LADIES and gentlemen, we are now moments away from 2014. If you are an employee, most of you will be looking forward to this time of the year as it may mean year-end holidays and bonuses.
Some of you may also be busy making your New Year resolutions. But if you are a business owner, you may be busy coming up with your business plan for next year.
Planning for the year ahead requires a bit of both reflecting on the past and looking forward to the future. Apart from my own annual business plan, as a marketing consultant, I also help some of my clients come up with their marketing plans for the year ahead, or elements of the plan.
The first order of the day is to narrow down the objectives and then come up with goals and plans to achieve those goals.
Naturally, the goals and objectives are always positive and geared towards growth. But any marketer or business owner will tell you, the marketing plan is always one of the plans that are changed the most throughout the year. Depending on what the company is offering and which market they operate in, for some companies, the marketing plan can be so fluid and dynamic that it can be changed as frequently as once a month or week.
Marketers have it tough and I often tell people who aspire to be marketing managers or want to be hired as one that if you are the type of person who likes routine work or following a set of rules, you are not suitable to be a marketer. People who are successful marketers are not just required to be able to change quickly when it comes to their marketing activities but also know how to run faster than the pack. Basically you cannot provide strategic marketing direction without knowing what is ahead or at least having the foresight to understand what will take place.
But change is something not everyone can embrace with open arms, especially for entrepreneurs. It always feels safe to stick to the same business model or plan every year. They think that as long as that plan is not “killing” the business, why not? For example, I am always amazed by one of my friends who is still using a very old handphone (I think it is eight years old) while I have already changed three phones in the span of that period.
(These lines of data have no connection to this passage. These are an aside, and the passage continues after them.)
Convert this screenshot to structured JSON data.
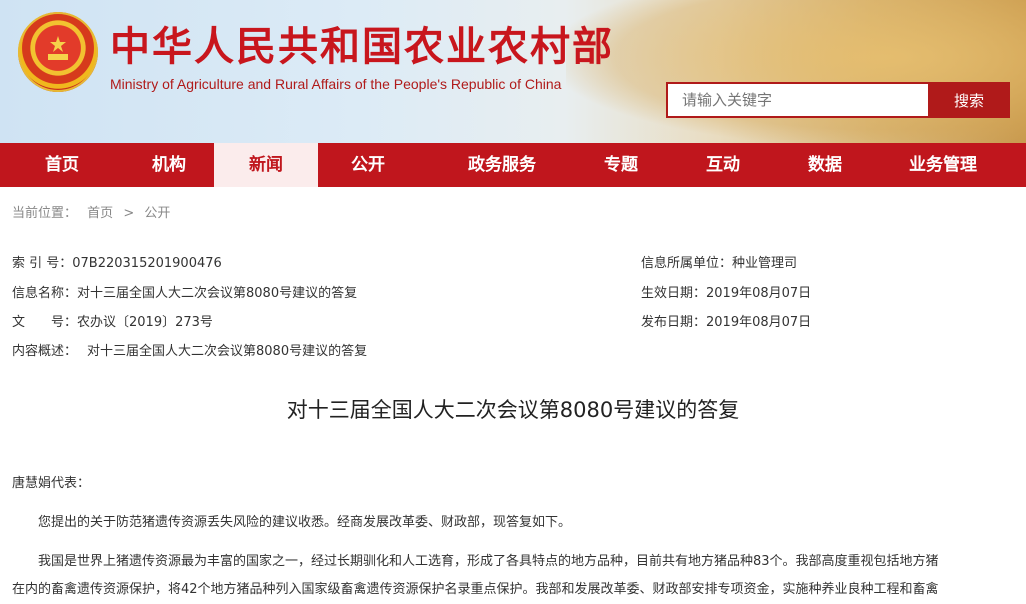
{
  "header": {
    "title_cn": "中华人民共和国农业农村部",
    "title_en": "Ministry of Agriculture and Rural Affairs of the People's Republic of China",
    "emblem_icon": "national-emblem-icon"
  },
  "search": {
    "placeholder": "请输入关键字",
    "button_label": "搜索"
  },
  "nav": {
    "items": [
      "首页",
      "机构",
      "新闻",
      "公开",
      "政务服务",
      "专题",
      "互动",
      "数据",
      "业务管理"
    ],
    "active_index": 2
  },
  "breadcrumb": {
    "label": "当前位置：",
    "home": "首页",
    "separator": ">",
    "current": "公开"
  },
  "meta": {
    "index_no_label": "索 引 号：",
    "index_no": "07B220315201900476",
    "info_name_label": "信息名称：",
    "info_name": "对十三届全国人大二次会议第8080号建议的答复",
    "doc_no_label": "文　　号：",
    "doc_no": "农办议〔2019〕273号",
    "summary_label": "内容概述：",
    "summary": "对十三届全国人大二次会议第8080号建议的答复",
    "dept_label": "信息所属单位：",
    "dept": "种业管理司",
    "effective_label": "生效日期：",
    "effective": "2019年08月07日",
    "publish_label": "发布日期：",
    "publish": "2019年08月07日"
  },
  "article": {
    "title": "对十三届全国人大二次会议第8080号建议的答复",
    "greeting": "唐慧娟代表：",
    "p1": "您提出的关于防范猪遗传资源丢失风险的建议收悉。经商发展改革委、财政部，现答复如下。",
    "p2a": "我国是世界上猪遗传资源最为丰富的国家之一，经过长期驯化和人工选育，形成了各具特点的地方品种，目前共有地方猪品种83个。我部高度重视包括地方猪",
    "p2b": "在内的畜禽遗传资源保护，将42个地方猪品种列入国家级畜禽遗传资源保护名录重点保护。我部和发展改革委、财政部安排专项资金，实施种养业良种工程和畜禽"
  },
  "colors": {
    "brand_red": "#c0161d",
    "active_tab_bg": "#fbecec"
  }
}
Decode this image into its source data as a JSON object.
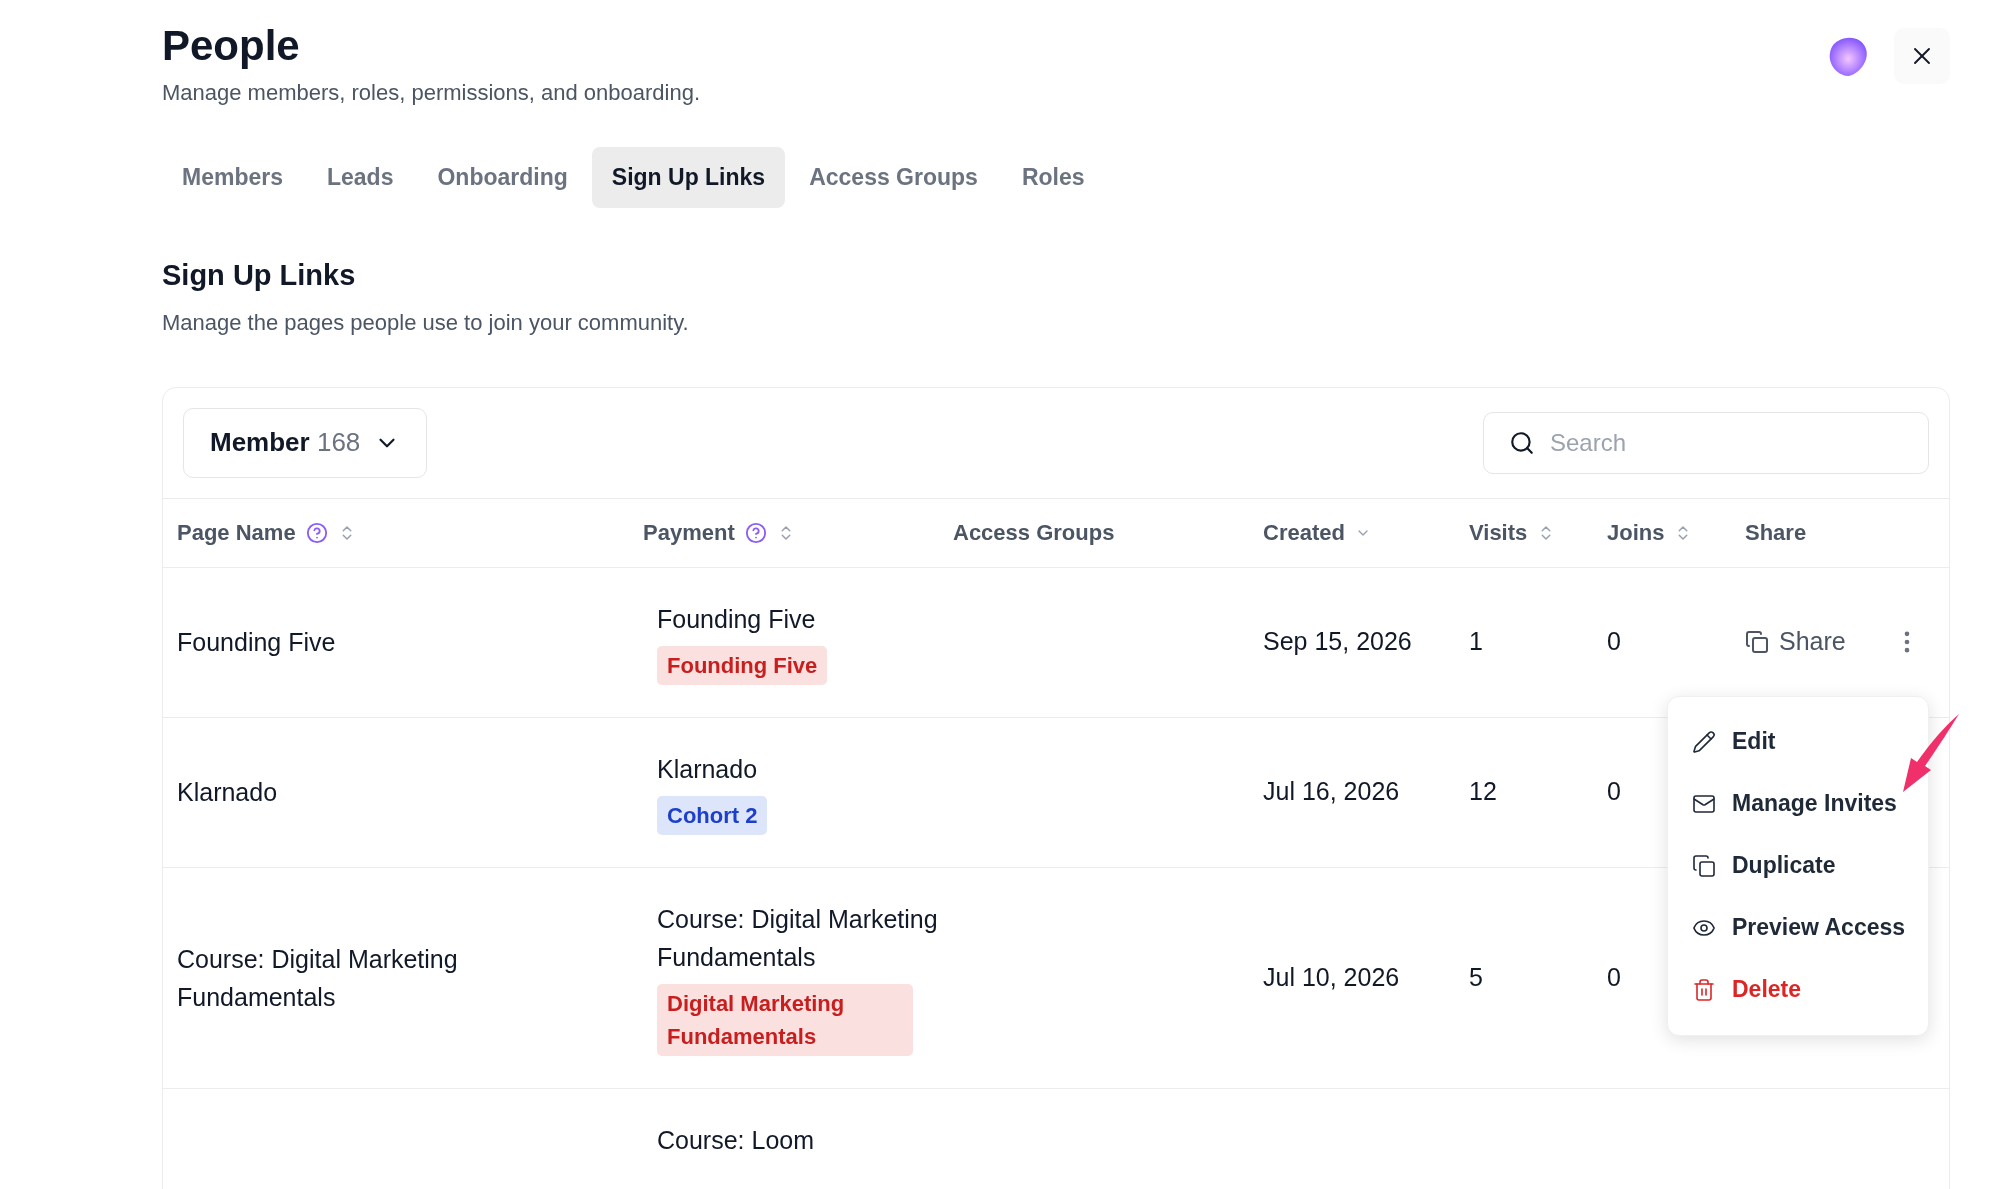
{
  "header": {
    "title": "People",
    "subtitle": "Manage members, roles, permissions, and onboarding."
  },
  "tabs": [
    {
      "label": "Members",
      "selected": false
    },
    {
      "label": "Leads",
      "selected": false
    },
    {
      "label": "Onboarding",
      "selected": false
    },
    {
      "label": "Sign Up Links",
      "selected": true
    },
    {
      "label": "Access Groups",
      "selected": false
    },
    {
      "label": "Roles",
      "selected": false
    }
  ],
  "section": {
    "title": "Sign Up Links",
    "description": "Manage the pages people use to join your community."
  },
  "filter": {
    "label": "Member",
    "count": "168"
  },
  "search": {
    "placeholder": "Search"
  },
  "table": {
    "columns": [
      {
        "label": "Page Name",
        "kind": "helpsort"
      },
      {
        "label": "Payment",
        "kind": "helpsort"
      },
      {
        "label": "Access Groups",
        "kind": "plain"
      },
      {
        "label": "Created",
        "kind": "descending"
      },
      {
        "label": "Visits",
        "kind": "sortable"
      },
      {
        "label": "Joins",
        "kind": "sortable"
      },
      {
        "label": "Share",
        "kind": "plain"
      }
    ],
    "rows": [
      {
        "page_name": "Founding Five",
        "payment": "Founding Five",
        "tag": {
          "label": "Founding Five",
          "color": "#c81e1e"
        },
        "created": "Sep 15, 2026",
        "visits": "1",
        "joins": "0",
        "share": "Share"
      },
      {
        "page_name": "Klarnado",
        "payment": "Klarnado",
        "tag": {
          "label": "Cohort 2",
          "color": "#1e40c8"
        },
        "created": "Jul 16, 2026",
        "visits": "12",
        "joins": "0"
      },
      {
        "page_name": "Course: Digital Marketing Fundamentals",
        "payment": "Course: Digital Marketing Fundamentals",
        "tag": {
          "label": "Digital Marketing Fundamentals",
          "color": "#c81e1e"
        },
        "created": "Jul 10, 2026",
        "visits": "5",
        "joins": "0"
      },
      {
        "payment": "Course: Loom"
      }
    ]
  },
  "menu": {
    "items": [
      {
        "label": "Edit",
        "kind": "edit"
      },
      {
        "label": "Manage Invites",
        "kind": "invite"
      },
      {
        "label": "Duplicate",
        "kind": "duplicate"
      },
      {
        "label": "Preview Access",
        "kind": "preview"
      },
      {
        "label": "Delete",
        "kind": "delete"
      }
    ]
  }
}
He can afford a new one, but stubbornly refuses to get one. Two years ago, his nephew had enough of his stubbornness and bought him a touchscreen smartphone. When I met this friend again recently, I saw he was still using the old phone. I asked about the new phone and he said it was sitting in his drawer as he found it just too troublesome to transfer all his contact details from the old phone to the new one. He was comfortable with the functions of the old one and did not feel like learning the functions of the new phone.
He does not realise just how much he is missing out on.
While there are few people like my friend, I think sometimes entrepreneurs can be like that when it comes to things they need to change in their business. It could be a non-performing employee whom they know they should have let go a long time ago, but just did not want to for fear of rocking the boat.
So they end up paying for non-performance year in and year out, to the detriment of the business.
It could be products they need to retire from their offerings or offices or outlets they need to relocate. It could also be about learning new things or new technology and starting from zero again.
All are hard and uncomfortable decisions especially when change is involved. Change is risky and can be a scary path, but if deep down we know and realise that the change will bring about something better, then we should not be afraid to change. Now is the time.
Jeanisha doesn’t like last minute changes, but equates the need to change with water that needs to be constantly flowing to be fresh. She is more fearful of having her business end up like the water in the Dead Sea. Talk to her at firstname.lastname@example.org. Happy New Year!
1.The finish line
2.The little things count
3.Being good matters
4.Standing on the shoulders of giants
5.Don’t give up in the face of failure
8.Focusing on the positives can do wonders
10.Dreams do come true
11.Eagerness to win customers makes people forget how to keep existing ones
12.Staying the course
13.Improvement through observation
14.Make your brank stick
15.Hard work equates to good work?
17.The power of surprise
18.A bold lesson